John's Journal...


Float-Trip Planning”

Editor’s Note: To squirrel hunt, one of my favorite hunting sports, effectively and accurately, I need a good rifle, a quality scope and also the best binoculars I can buy. I'll only find the rifle and the scope effective if I can see the squirrel. Spotting a bushytail lying on the limb at 60 yards will test even Superman's X-ray vision without binoculars and a riflescope. However, from 60 to 80 yards with these optics, I can distinguish the difference between a squirrel's tail swishing or a bird's wings flapping. I also can determine if a bump on a limb is a squirrel's head or a knot on the limb. I particularly enjoy lightweight binoculars that have superior light-gathering qualities, which many optics companies offer today. Using quality optics enables me to bag bushytails at long range.

If you plan a float trip for squirrels, first check the state’s game laws where you plan to hunt to familiarize yourself with them.
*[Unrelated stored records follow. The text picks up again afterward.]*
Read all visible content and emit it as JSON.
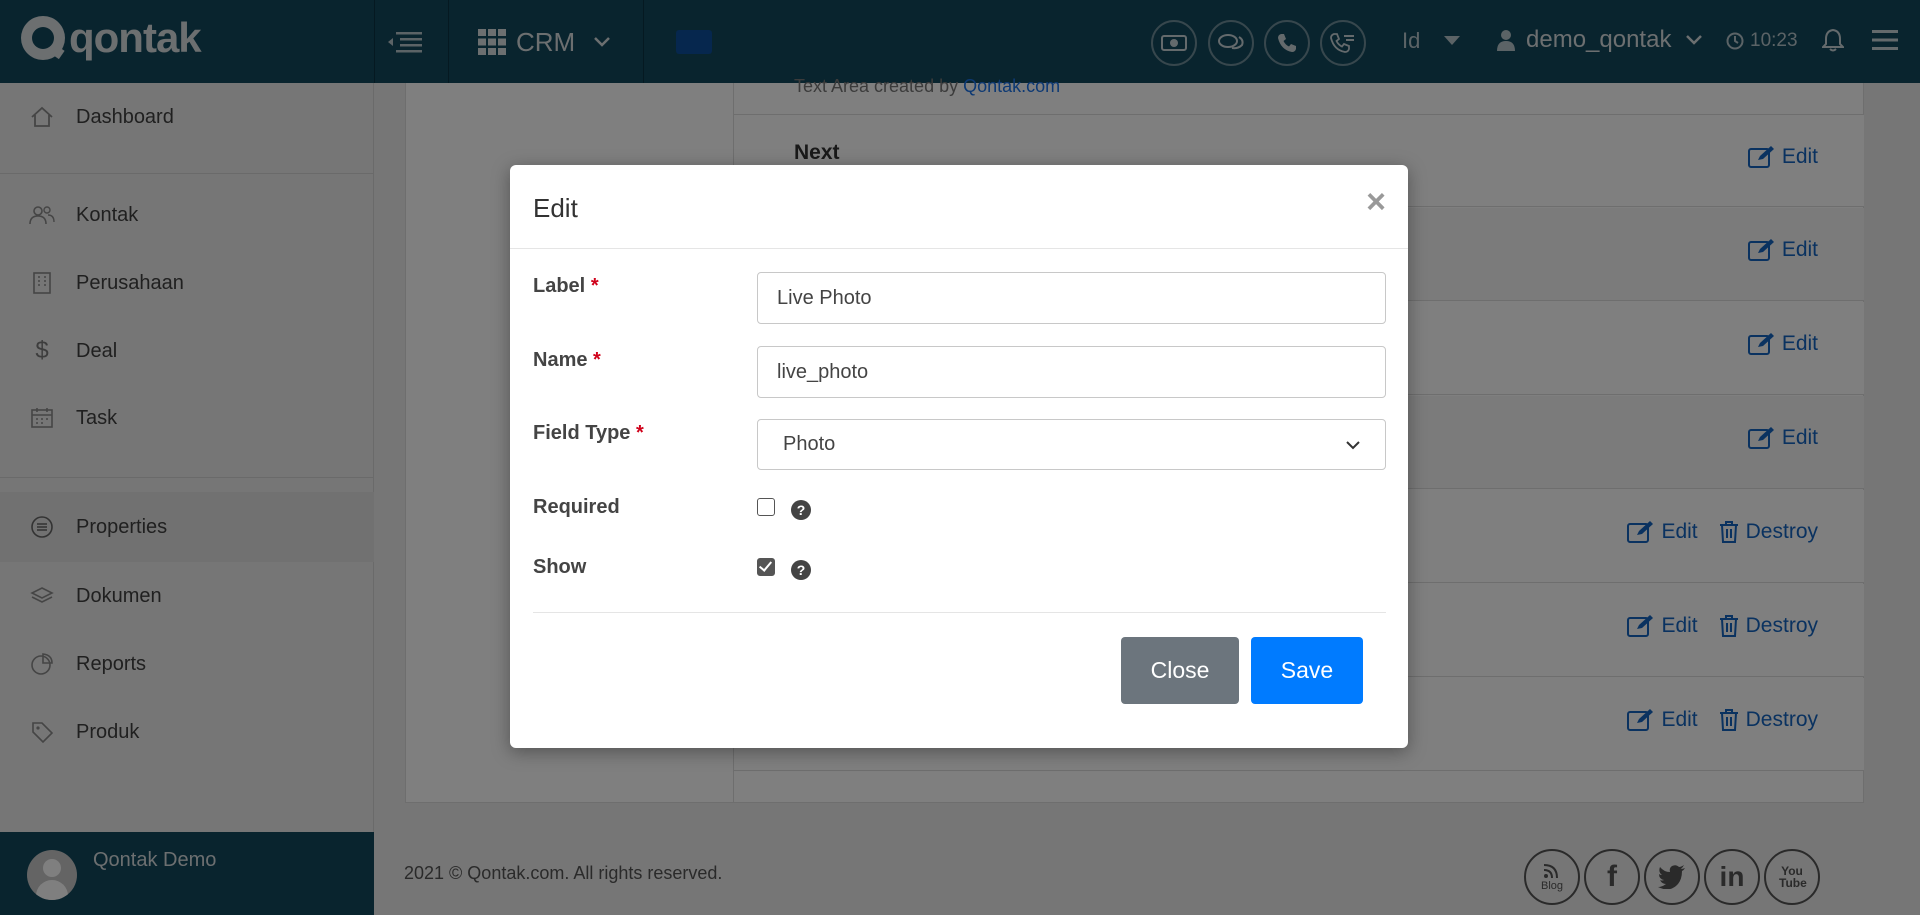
{
  "topbar": {
    "logo_text": "qontak",
    "app_name": "CRM",
    "language": "Id",
    "username": "demo_qontak",
    "time": "10:23"
  },
  "sidebar": {
    "items": [
      {
        "label": "Dashboard",
        "icon": "home-icon"
      },
      {
        "label": "Kontak",
        "icon": "users-icon"
      },
      {
        "label": "Perusahaan",
        "icon": "building-icon"
      },
      {
        "label": "Deal",
        "icon": "dollar-icon"
      },
      {
        "label": "Task",
        "icon": "calendar-icon"
      },
      {
        "label": "Properties",
        "icon": "list-icon"
      },
      {
        "label": "Dokumen",
        "icon": "layers-icon"
      },
      {
        "label": "Reports",
        "icon": "pie-chart-icon"
      },
      {
        "label": "Produk",
        "icon": "tag-icon"
      }
    ],
    "user_name": "Qontak Demo"
  },
  "content": {
    "top_sub_prefix": "Text Area created by ",
    "top_sub_link": "Qontak.com",
    "rows": [
      {
        "title": "Next",
        "actions": [
          "Edit"
        ]
      },
      {
        "actions": [
          "Edit"
        ]
      },
      {
        "actions": [
          "Edit"
        ]
      },
      {
        "actions": [
          "Edit"
        ]
      },
      {
        "actions": [
          "Edit",
          "Destroy"
        ]
      },
      {
        "actions": [
          "Edit",
          "Destroy"
        ]
      },
      {
        "actions": [
          "Edit",
          "Destroy"
        ]
      }
    ]
  },
  "footer": {
    "copyright": "2021 © Qontak.com. All rights reserved.",
    "social": [
      "Blog",
      "f",
      "twitter",
      "in",
      "You Tube"
    ]
  },
  "modal": {
    "title": "Edit",
    "close_symbol": "×",
    "fields": {
      "label": {
        "label": "Label",
        "required_mark": "*",
        "value": "Live Photo"
      },
      "name": {
        "label": "Name",
        "required_mark": "*",
        "value": "live_photo"
      },
      "field_type": {
        "label": "Field Type",
        "required_mark": "*",
        "value": "Photo"
      },
      "required": {
        "label": "Required",
        "checked": false
      },
      "show": {
        "label": "Show",
        "checked": true
      }
    },
    "help_symbol": "?",
    "close_button": "Close",
    "save_button": "Save"
  },
  "colors": {
    "topbar": "#12485c",
    "primary": "#007bff",
    "secondary": "#6c757d",
    "link": "#1565c0",
    "required": "#d0021b"
  }
}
You can use a motor on your boat or canoe when hunting squirrels, but you must pull the motor into the boat when hunting. Also you must have the permission of the landowners on either bank to shoot from the water. In many national forests and state lands, you can float and shoot bushytails without additional permission other than a WMA permit. But talk with the landowners and appropriate government officials before your trip.
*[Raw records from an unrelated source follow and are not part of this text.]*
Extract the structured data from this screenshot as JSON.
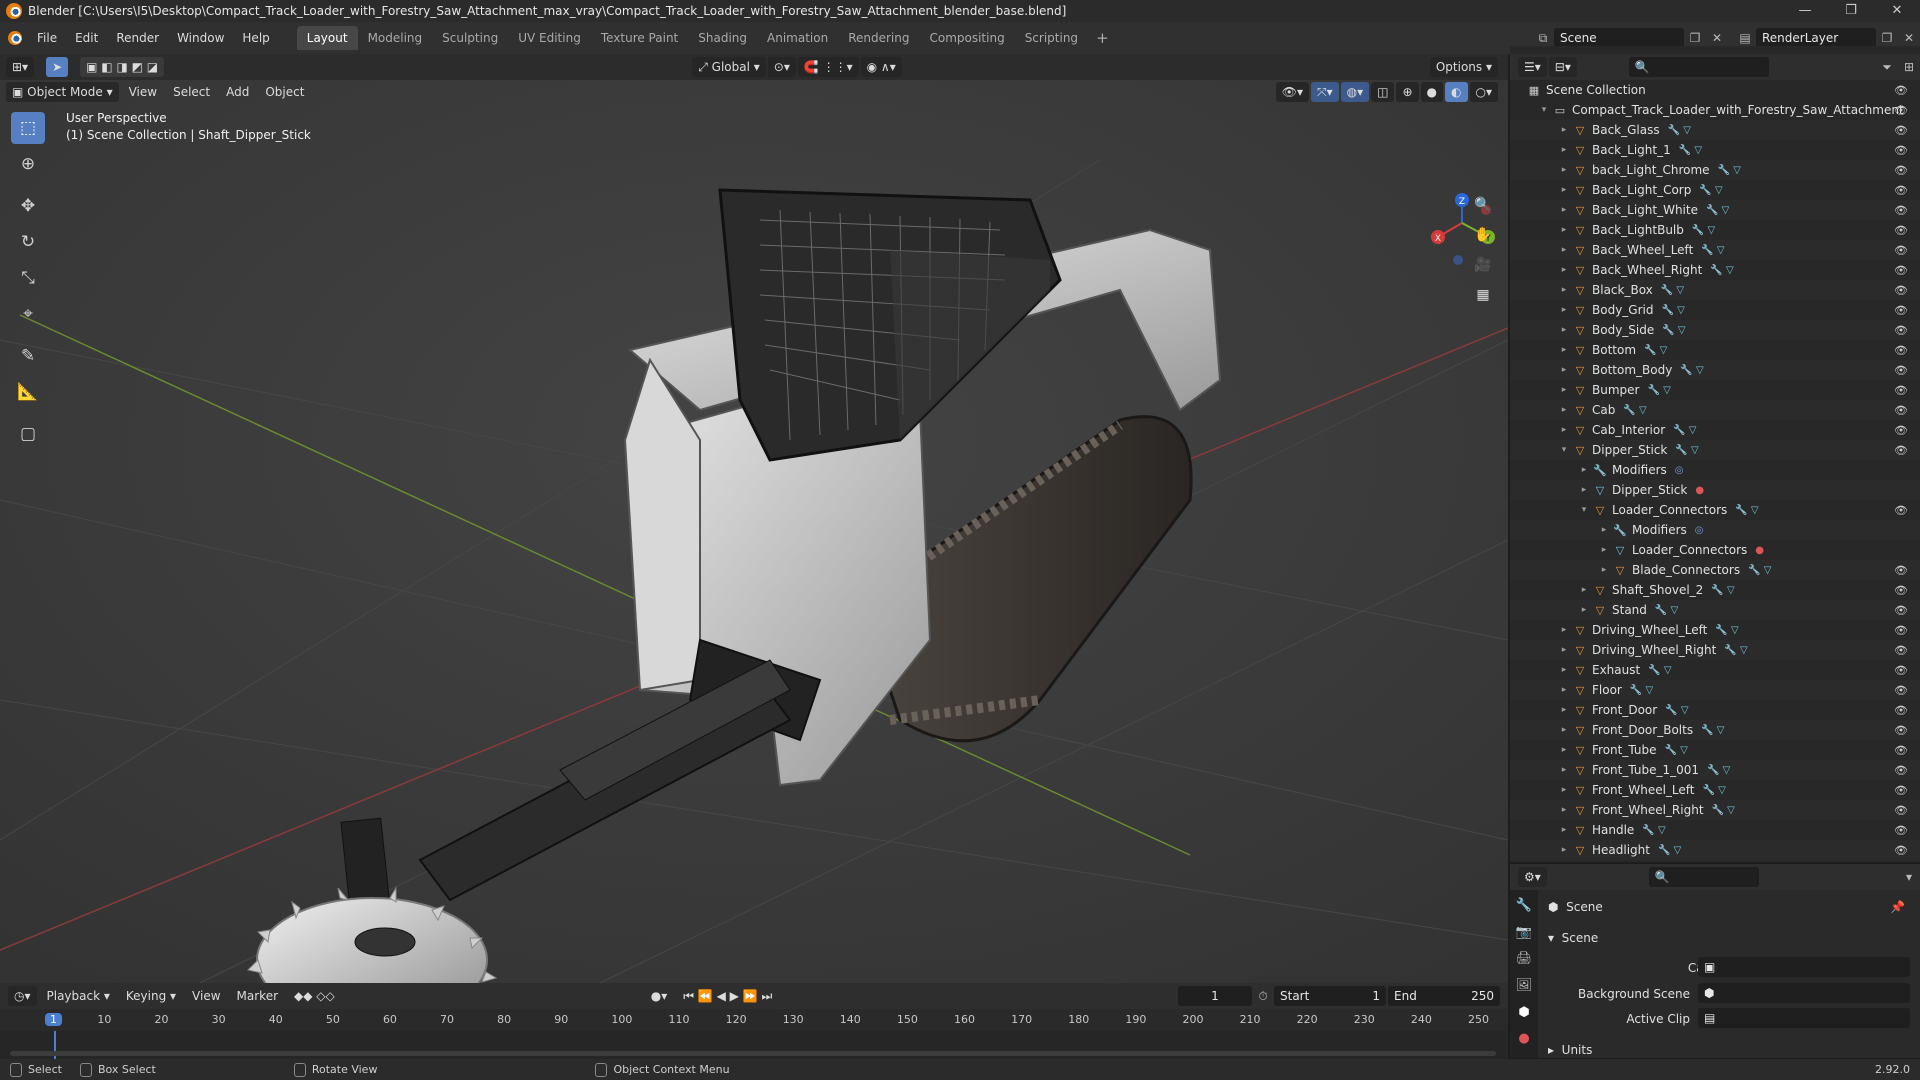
{
  "window": {
    "title": "Blender [C:\\Users\\I5\\Desktop\\Compact_Track_Loader_with_Forestry_Saw_Attachment_max_vray\\Compact_Track_Loader_with_Forestry_Saw_Attachment_blender_base.blend]"
  },
  "menu": [
    "File",
    "Edit",
    "Render",
    "Window",
    "Help"
  ],
  "workspaces": [
    "Layout",
    "Modeling",
    "Sculpting",
    "UV Editing",
    "Texture Paint",
    "Shading",
    "Animation",
    "Rendering",
    "Compositing",
    "Scripting"
  ],
  "active_workspace": "Layout",
  "scene_field": "Scene",
  "renderlayer_field": "RenderLayer",
  "viewport": {
    "mode": "Object Mode",
    "menus": [
      "View",
      "Select",
      "Add",
      "Object"
    ],
    "transform_orientation": "Global",
    "options_label": "Options",
    "info_line1": "User Perspective",
    "info_line2": "(1) Scene Collection | Shaft_Dipper_Stick"
  },
  "gizmo": {
    "x": "X",
    "y": "Y",
    "z": "Z"
  },
  "outliner": {
    "root": "Scene Collection",
    "items": [
      {
        "label": "Compact_Track_Loader_with_Forestry_Saw_Attachment",
        "type": "coll",
        "depth": 0,
        "open": true
      },
      {
        "label": "Back_Glass",
        "type": "obj",
        "depth": 1
      },
      {
        "label": "Back_Light_1",
        "type": "obj",
        "depth": 1
      },
      {
        "label": "back_Light_Chrome",
        "type": "obj",
        "depth": 1
      },
      {
        "label": "Back_Light_Corp",
        "type": "obj",
        "depth": 1
      },
      {
        "label": "Back_Light_White",
        "type": "obj",
        "depth": 1
      },
      {
        "label": "Back_LightBulb",
        "type": "obj",
        "depth": 1
      },
      {
        "label": "Back_Wheel_Left",
        "type": "obj",
        "depth": 1
      },
      {
        "label": "Back_Wheel_Right",
        "type": "obj",
        "depth": 1
      },
      {
        "label": "Black_Box",
        "type": "obj",
        "depth": 1
      },
      {
        "label": "Body_Grid",
        "type": "obj",
        "depth": 1
      },
      {
        "label": "Body_Side",
        "type": "obj",
        "depth": 1
      },
      {
        "label": "Bottom",
        "type": "obj",
        "depth": 1
      },
      {
        "label": "Bottom_Body",
        "type": "obj",
        "depth": 1
      },
      {
        "label": "Bumper",
        "type": "obj",
        "depth": 1
      },
      {
        "label": "Cab",
        "type": "obj",
        "depth": 1
      },
      {
        "label": "Cab_Interior",
        "type": "obj",
        "depth": 1
      },
      {
        "label": "Dipper_Stick",
        "type": "obj",
        "depth": 1,
        "open": true
      },
      {
        "label": "Modifiers",
        "type": "mod",
        "depth": 2
      },
      {
        "label": "Dipper_Stick",
        "type": "mesh",
        "depth": 2
      },
      {
        "label": "Loader_Connectors",
        "type": "obj",
        "depth": 2,
        "open": true
      },
      {
        "label": "Modifiers",
        "type": "mod",
        "depth": 3
      },
      {
        "label": "Loader_Connectors",
        "type": "mesh",
        "depth": 3
      },
      {
        "label": "Blade_Connectors",
        "type": "obj",
        "depth": 3
      },
      {
        "label": "Shaft_Shovel_2",
        "type": "obj",
        "depth": 2
      },
      {
        "label": "Stand",
        "type": "obj",
        "depth": 2
      },
      {
        "label": "Driving_Wheel_Left",
        "type": "obj",
        "depth": 1
      },
      {
        "label": "Driving_Wheel_Right",
        "type": "obj",
        "depth": 1
      },
      {
        "label": "Exhaust",
        "type": "obj",
        "depth": 1
      },
      {
        "label": "Floor",
        "type": "obj",
        "depth": 1
      },
      {
        "label": "Front_Door",
        "type": "obj",
        "depth": 1
      },
      {
        "label": "Front_Door_Bolts",
        "type": "obj",
        "depth": 1
      },
      {
        "label": "Front_Tube",
        "type": "obj",
        "depth": 1
      },
      {
        "label": "Front_Tube_1_001",
        "type": "obj",
        "depth": 1
      },
      {
        "label": "Front_Wheel_Left",
        "type": "obj",
        "depth": 1
      },
      {
        "label": "Front_Wheel_Right",
        "type": "obj",
        "depth": 1
      },
      {
        "label": "Handle",
        "type": "obj",
        "depth": 1
      },
      {
        "label": "Headlight",
        "type": "obj",
        "depth": 1
      }
    ]
  },
  "properties": {
    "context": "Scene",
    "panel": "Scene",
    "camera_label": "Camera",
    "background_scene_label": "Background Scene",
    "active_clip_label": "Active Clip",
    "units_label": "Units",
    "version": "2.92.0"
  },
  "timeline": {
    "menus": [
      "Playback",
      "Keying",
      "View",
      "Marker"
    ],
    "current_frame": "1",
    "start_label": "Start",
    "start_value": "1",
    "end_label": "End",
    "end_value": "250",
    "ticks": [
      "1",
      "10",
      "20",
      "30",
      "40",
      "50",
      "60",
      "70",
      "80",
      "90",
      "100",
      "110",
      "120",
      "130",
      "140",
      "150",
      "160",
      "170",
      "180",
      "190",
      "200",
      "210",
      "220",
      "230",
      "240",
      "250"
    ]
  },
  "status": {
    "select": "Select",
    "box_select": "Box Select",
    "rotate_view": "Rotate View",
    "context_menu": "Object Context Menu"
  }
}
On any outdoor adventure, I always try to expect the unexpected. Then I can deal better with any adversity. When float hunting for squirrels, let someone know where you will put in, where you will take out and at about what time you plan to arrive at your take-out point. Then someone will know when and where to search for you, if you don't return when you say you will. Never make a foolish decision. If a craft capsizes or you fall out of a boat, normally you can swim to shore. However, thigh-high waders, a hunting coat and insulated clothing make even a short swim complicated. Wear a life jacket, or have one within easy reach. You cannot substitute for safety on the water. I also believe in packing waterproof matches and a large piece of plastic in with my squirrel-hunting gear. Then if the craft capsizes, or if for some reason I have to spend the night on the riverbank due to a severe rain or a windstorm, I can enjoy a warm fire and some shelter from the elements.
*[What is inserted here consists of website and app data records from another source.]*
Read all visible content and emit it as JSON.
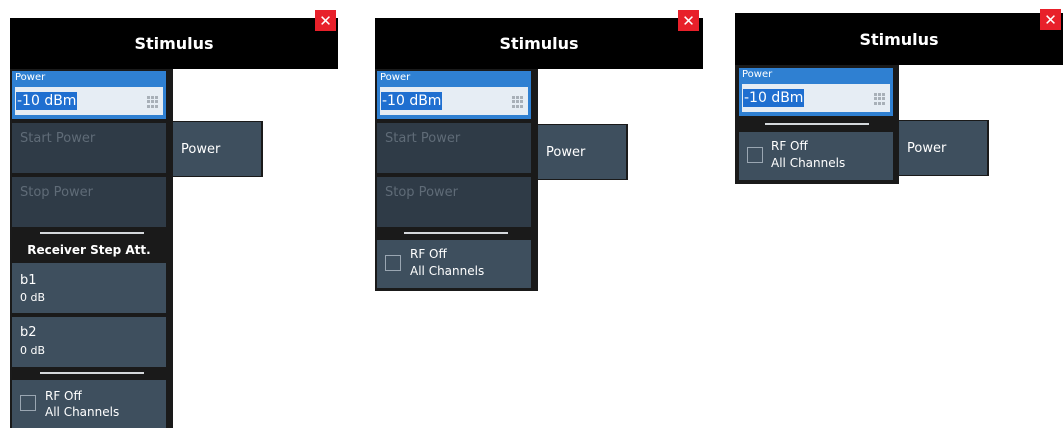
{
  "dialog": {
    "title": "Stimulus",
    "close_label": "✕"
  },
  "power_field": {
    "label": "Power",
    "value": "-10 dBm"
  },
  "buttons": {
    "start_power": "Start Power",
    "stop_power": "Stop Power",
    "side_tab": "Power"
  },
  "receiver": {
    "section_label": "Receiver Step Att.",
    "b1_name": "b1",
    "b1_value": "0 dB",
    "b2_name": "b2",
    "b2_value": "0 dB"
  },
  "rf_off": {
    "line1": "RF Off",
    "line2": "All Channels",
    "checked": false
  },
  "colors": {
    "title_bg": "#000000",
    "close_bg": "#e8202a",
    "power_field_bg": "#2f80d2",
    "button_bg": "#3e4f5e",
    "button_disabled_bg": "#2f3b47"
  }
}
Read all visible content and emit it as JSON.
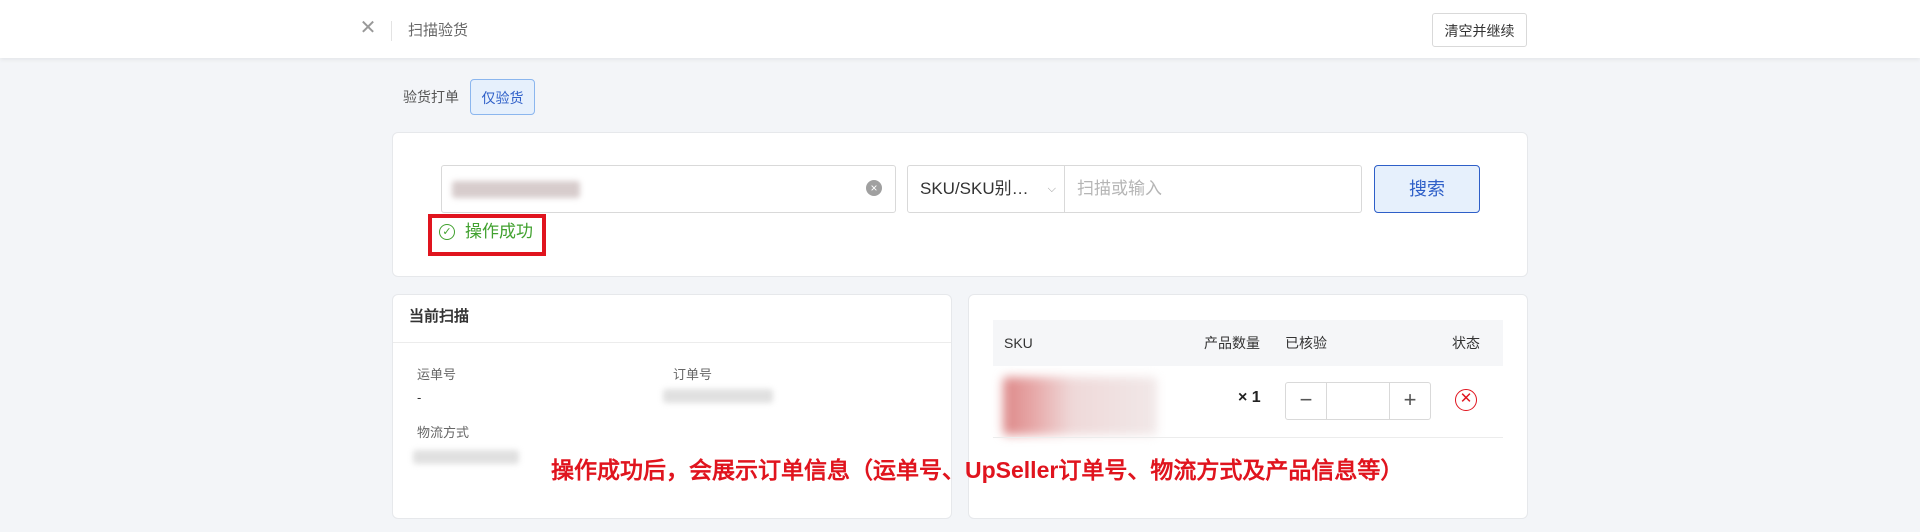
{
  "header": {
    "title": "扫描验货",
    "clear_button": "清空并继续"
  },
  "tabs": [
    {
      "label": "验货打单",
      "active": false
    },
    {
      "label": "仅验货",
      "active": true
    }
  ],
  "search": {
    "select_value": "SKU/SKU别…",
    "scan_placeholder": "扫描或输入",
    "search_button": "搜索",
    "success_message": "操作成功"
  },
  "current_scan": {
    "title": "当前扫描",
    "tracking_label": "运单号",
    "tracking_value": "-",
    "order_label": "订单号",
    "shipping_label": "物流方式"
  },
  "table": {
    "headers": {
      "sku": "SKU",
      "qty": "产品数量",
      "verified": "已核验",
      "status": "状态"
    },
    "rows": [
      {
        "quantity": "× 1",
        "verified_value": "",
        "status": "error"
      }
    ]
  },
  "annotation": "操作成功后，会展示订单信息（运单号、UpSeller订单号、物流方式及产品信息等）",
  "colors": {
    "primary": "#2e5fc8",
    "success": "#41a12f",
    "danger": "#e0141e",
    "background": "#f3f5f8"
  }
}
Although you may begin your trip under blue skies, white-and-puffy clouds, singing birds and a harmonious world, by mid-day thunderclouds may build up, and rain may come down in sheets. Also during a flash flood, don't get on the water. Pull into shore, seek shelter, try and find dry wood, and build a fire with the waterproof matches you have on hand. Although bad weather rarely happens, you may get caught in these circumstances several times, as I have. Being well-prepared pays off. But usually you'll have fun experiencing squirrel hunting on a lazy river.

To learn more information about survival/emergency products, visit To learn about the laws governing squirrel hunting, go to



Check back each day this week for more about BUSHYTAILS - THE RIFLEMAN'S SPORT

Day 1 - The Right Gear Makes A Difference
Day 2 - Hill Topping & Bunch Hunting
Day 3 - Boat Hunting
Day 4 - Float-Trip Planning
Day 5 - Tree Standing



Entry 287, Day 4